Rail is one of the greenest modes of transport so having a higher share of passenger and freight journeys performed by train is fundamental for decarbonising the transport sector.

The potential of rail

The history of Europe can be seen through its railways. Despite its dense network, rail faces stiff competition and accounts for a minority of passenger kilometres. The EU aims to triple high-speed rail traffic by 2050, viewing it as pivotal for a more efficient transport system amidst urbanisation. Shifting passengers to rail is vital to meet climate targets, as it emits significantly less CO2 than road or air travel. 

Yet, rail underperforms due to national differences, regulatory hurdles, and market domination. T&E advocates for a sustainable, affordable, and customer-focused rail system to entice travellers away from less eco-friendly modes.

2x more expensive than air travel

93% CO2 saved on train Amsterdam-London compared to plane

Pricing and ticketing

Cheaper rail and easing the booking of cross-border and multi-modal journeys is critical for citizens to shift from air and road to rail transport.

T&E believes that the decarbonisation of the transport sector cannot be achieved without ensuring that clean transport solutions are affordable to all. Rail (like all public transport) plays a key role in providing basic, affordable mobility to people who have no access to individual transport modes.

But today, rail can be very expensive. It is often a barrier for families who wish to shift from road to rail and for travelers looking to opt for rail travel rather than air. Greenpeace recently looked at 112 connections in Europe and found that rail tickets are on average 2 times more expensive than air tickets.

T&E wants to correct the imbalance between transport modes by promoting the internalisation of external costs so that modes pay for the climate damage that they cause. This would ultimately narrow the ticket price gap between air and rail.

T&E welcomes the several initiatives in European countries to reduce the price of rail. In Spain and Germany (Germany recently introduced a €49 monthly ticket giving unlimited access to the country’s local and regional rail network) both governments have decided to strongly subsidize regional and local transport allowing citizens to shift from road to rail. In Belgium, the government has decided to bear the cost of track access charges and energy of night trains with at least one stop in Belgium.

Both the EU and Member States can help achieve a fairer pricing for rail by acting on the VAT, Track Access Charges (TAC), energy costs and station charges. In 2023, T&E and Back on Track found in their briefing that setting a 0% rate of value-added tax (VAT) on cross-border night routes and reducing the track access charges (TAC) can lower the ticket prices for night trains by between 3% and 48% depending on the passenger profile.

Facilitating the booking of cross-border and multimodal tickets

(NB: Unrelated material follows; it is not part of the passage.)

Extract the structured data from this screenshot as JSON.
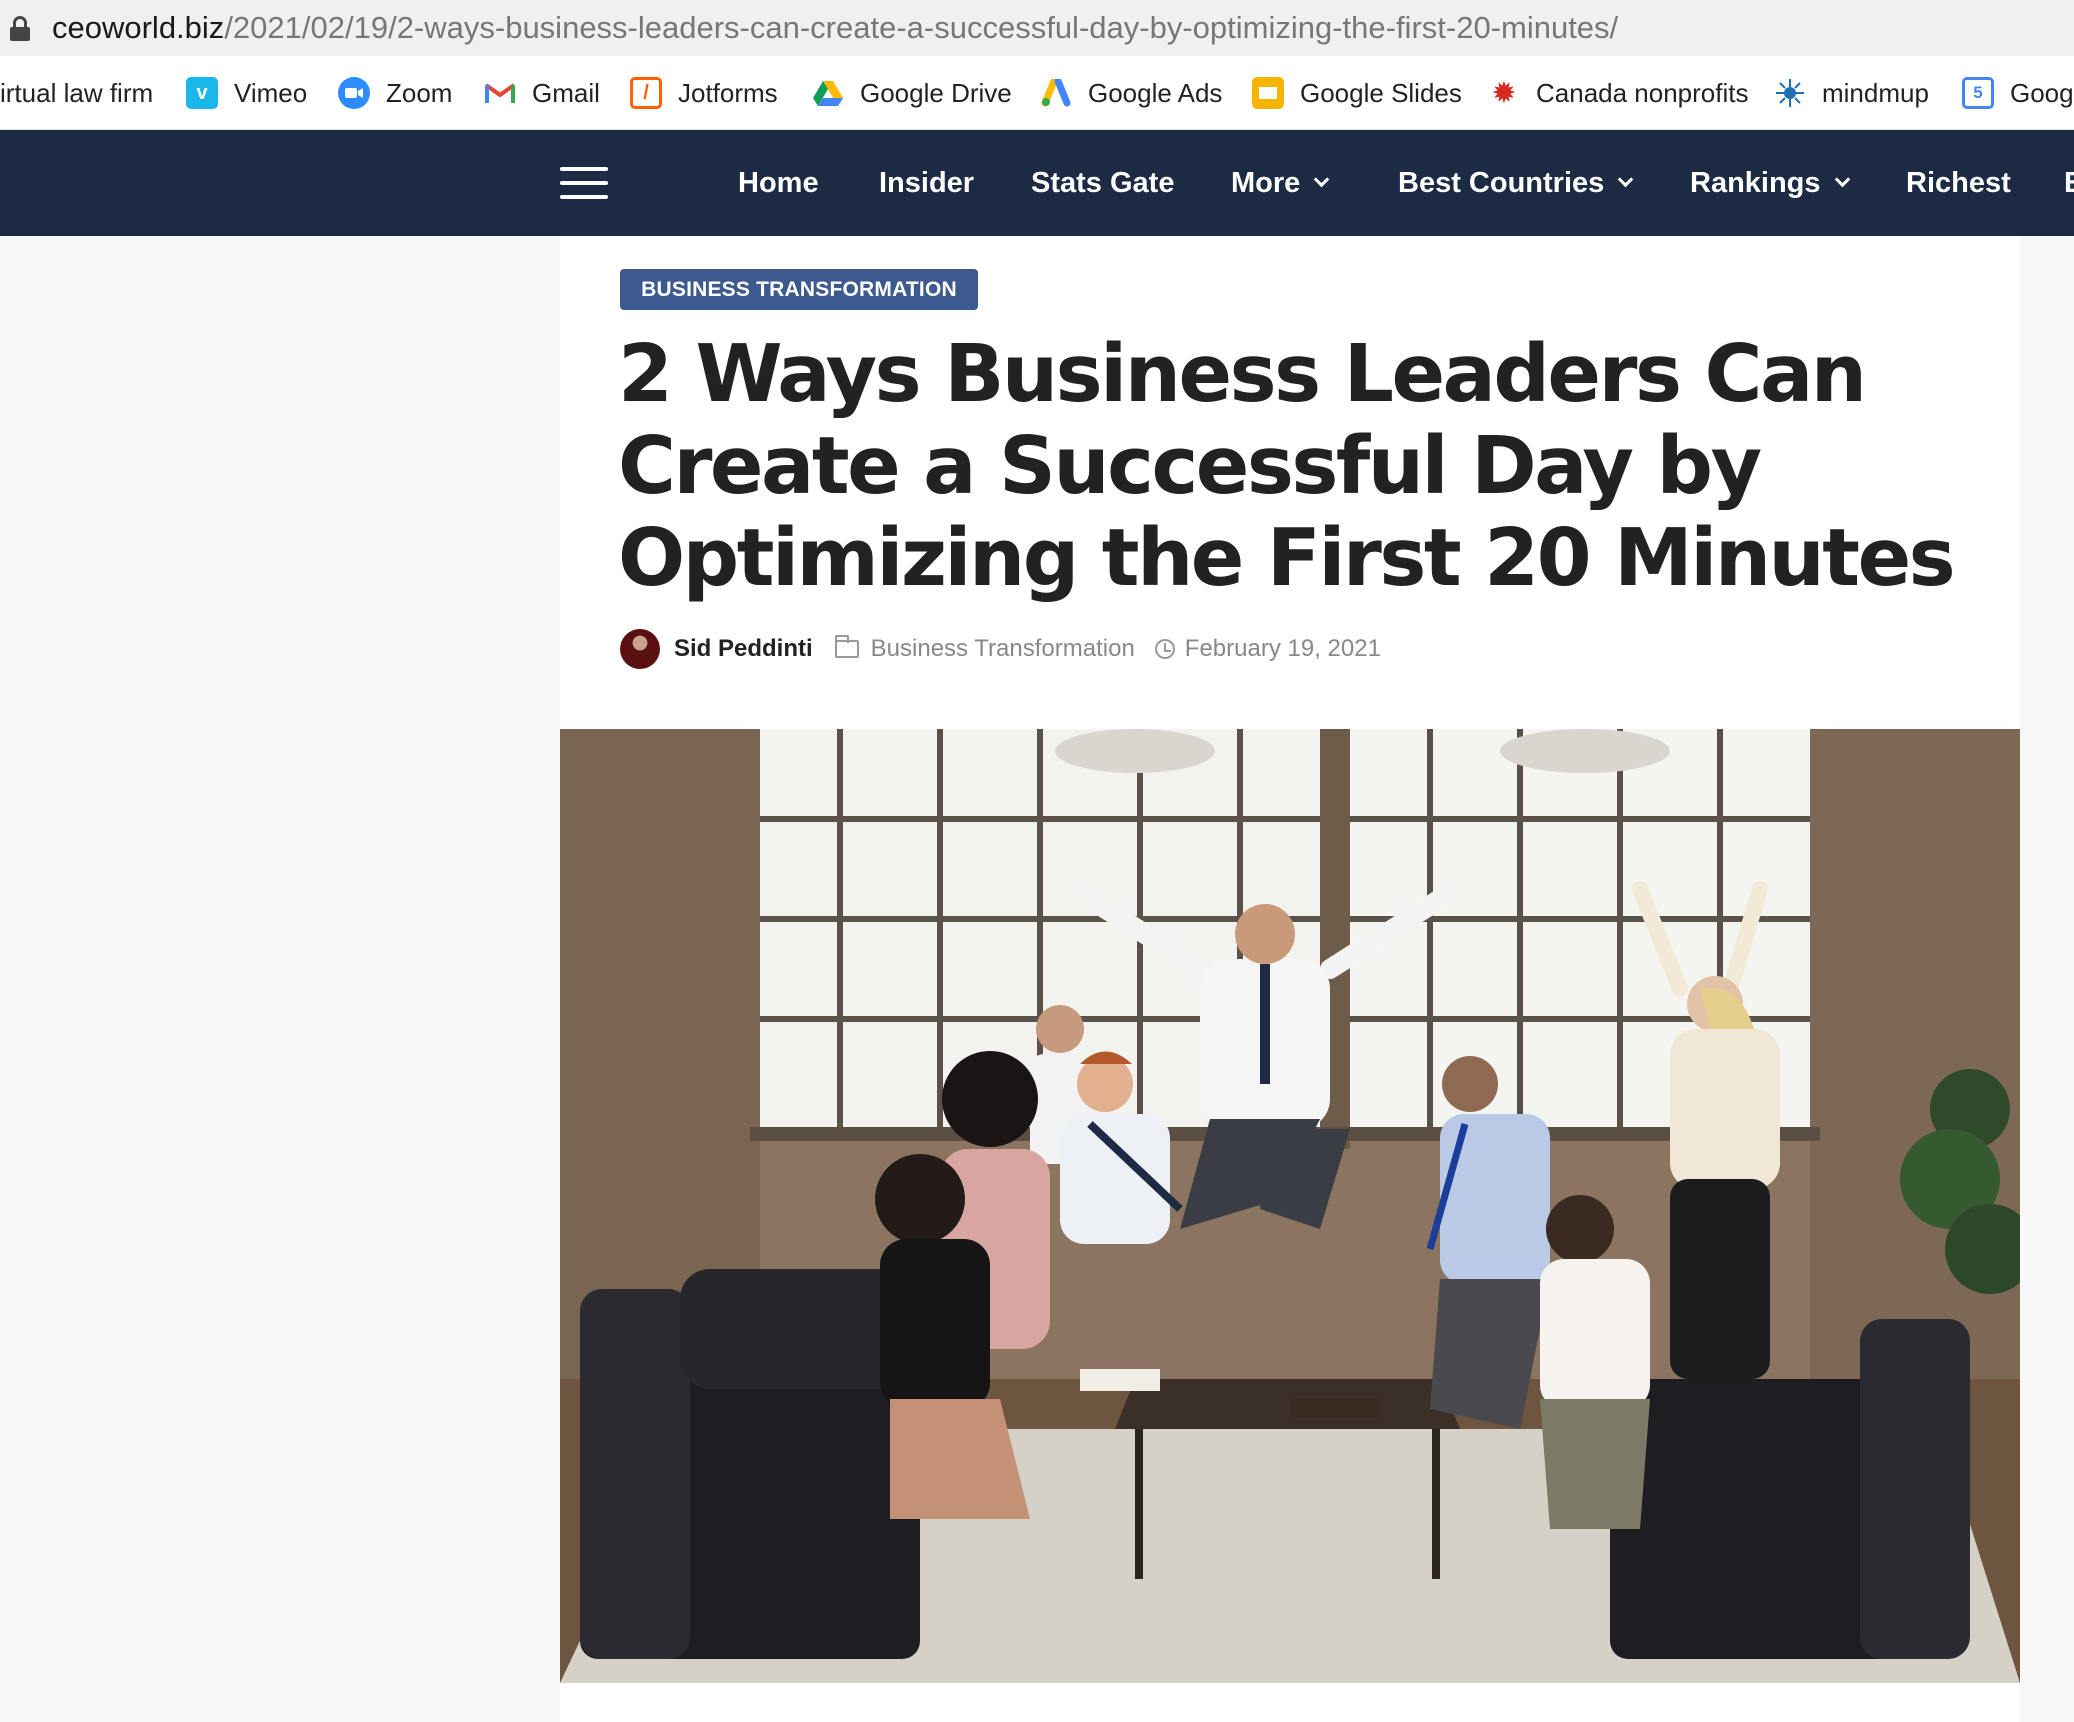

The European Commission has stated its wish to improve the research and the booking of cross-border and multimodal tickets (Multimodal Digital Mobility Services Regulation). To support the European Green Deal, this regulation must enable consumers to seamlessly combine low carbon transport modes such as rail and bus across borders. One of the barriers faced by consumers to travel cross-border by rail is the lack of ticket information shared by rail operators to booking platforms, forcing them to do burdensome multiple ticket bookings. This is particularly relevant to business travelers, who are increasingly looking for more sustainable travel options, but often encounter obstacles.

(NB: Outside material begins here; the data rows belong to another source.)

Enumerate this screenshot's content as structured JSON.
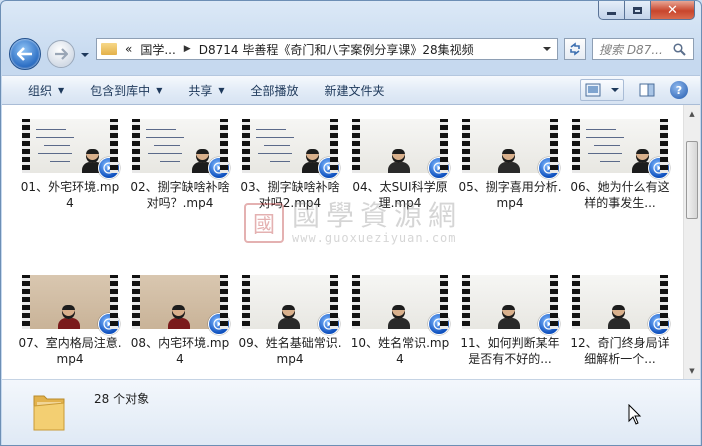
{
  "window": {
    "close_glyph": "✕"
  },
  "address": {
    "prefix": "«",
    "crumbs": [
      "国学...",
      "D8714 毕善程《奇门和八字案例分享课》28集视频"
    ]
  },
  "search": {
    "placeholder": "搜索 D87..."
  },
  "toolbar": {
    "organize": "组织",
    "include_library": "包含到库中",
    "share": "共享",
    "play_all": "全部播放",
    "new_folder": "新建文件夹",
    "help": "?"
  },
  "watermark": {
    "seal": "國",
    "title": "國學資源網",
    "url": "www.guoxueziyuan.com"
  },
  "files": [
    {
      "name": "01、外宅环境.mp4",
      "scene": "board"
    },
    {
      "name": "02、捌字缺啥补啥对吗？.mp4",
      "scene": "board"
    },
    {
      "name": "03、捌字缺啥补啥对吗2.mp4",
      "scene": "board"
    },
    {
      "name": "04、太SUI科学原理.mp4",
      "scene": "portrait"
    },
    {
      "name": "05、捌字喜用分析.mp4",
      "scene": "portrait"
    },
    {
      "name": "06、她为什么有这样的事发生...",
      "scene": "board"
    },
    {
      "name": "07、室内格局注意.mp4",
      "scene": "red"
    },
    {
      "name": "08、内宅环境.mp4",
      "scene": "red"
    },
    {
      "name": "09、姓名基础常识.mp4",
      "scene": "portrait"
    },
    {
      "name": "10、姓名常识.mp4",
      "scene": "portrait"
    },
    {
      "name": "11、如何判断某年是否有不好的...",
      "scene": "portrait"
    },
    {
      "name": "12、奇门终身局详细解析一个...",
      "scene": "portrait"
    }
  ],
  "status": {
    "count_text": "28 个对象"
  },
  "colors": {
    "accent": "#1e395b",
    "window_frame": "#c6d9ef"
  }
}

T&E thinks that the EU must mandate all rail operators to fairly allow independent bookings platforms to sell their rail tickets. This would facilitate the life of citizens when traveling abroad and would also allow rail companies to better fill their trains.

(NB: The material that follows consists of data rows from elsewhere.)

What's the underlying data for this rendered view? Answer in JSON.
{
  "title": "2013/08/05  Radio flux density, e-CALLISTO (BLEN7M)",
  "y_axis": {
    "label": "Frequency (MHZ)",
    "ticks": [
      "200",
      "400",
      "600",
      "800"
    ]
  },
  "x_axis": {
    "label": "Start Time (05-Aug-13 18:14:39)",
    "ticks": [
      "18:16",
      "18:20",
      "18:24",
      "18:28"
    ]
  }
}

Night trains

Night trains allow passengers to shift from air to rail while sleeping.

European night trains are slowly making their comeback in Europe. They are one of the solutions to shift passengers from air to rail. Nevertheless, the night train business model suffers from structural and regulatory disadvantages compared to planes. As a result, it is often more expensive for passengers to travel by rail for the same distance, despite the low-carbon impact of this transport mode. Years of underinvestments have also reduced the comfort and the availability of rolling stocks.

T&E and Back-on-Track Europe have shown in their 2023 briefing how the EU and Member States can easily reduce the price of a cross-border night train ticket and push for the creation of new lines by reducing the value-added tax (VAT) and the track access charges (TAC).

T&E wants the EU to table a thorough strategy to facilitate night trains development to remove the interoperability barriers between Member States and reduce the cost of operating night trains.

Rail Freight

The European Commission has fixed the objective in its 2020 Sustainable and Smart Mobility Strategy to double the rail freight traffic by 2050.

Rail, by its small carbon footprint, and at the condition of strengthening its efficiency, is an accelerator of decarbonization of the freight sector. The more rail is used, the lower the effort to electrify road transport will be. On long distances, electrification for trucks is harder to achieve, whereas rail is particularly suited to cover these distances.

T&E managed a rail freight platform between 2015-2019. This platform provided us with the opportunity to meet with key stakeholders in rail and organise workshops to discuss some of the main setbacks to modal shift. We have learned a lot about why rail freight is not growing in Europe. These findings, as well as some stakeholder opinion pieces, can be found online at lowcarbonfreight.eu. This site offers some suggestions on how policymakers can play a bigger role in supporting modal shift as a means to decarbonise transport.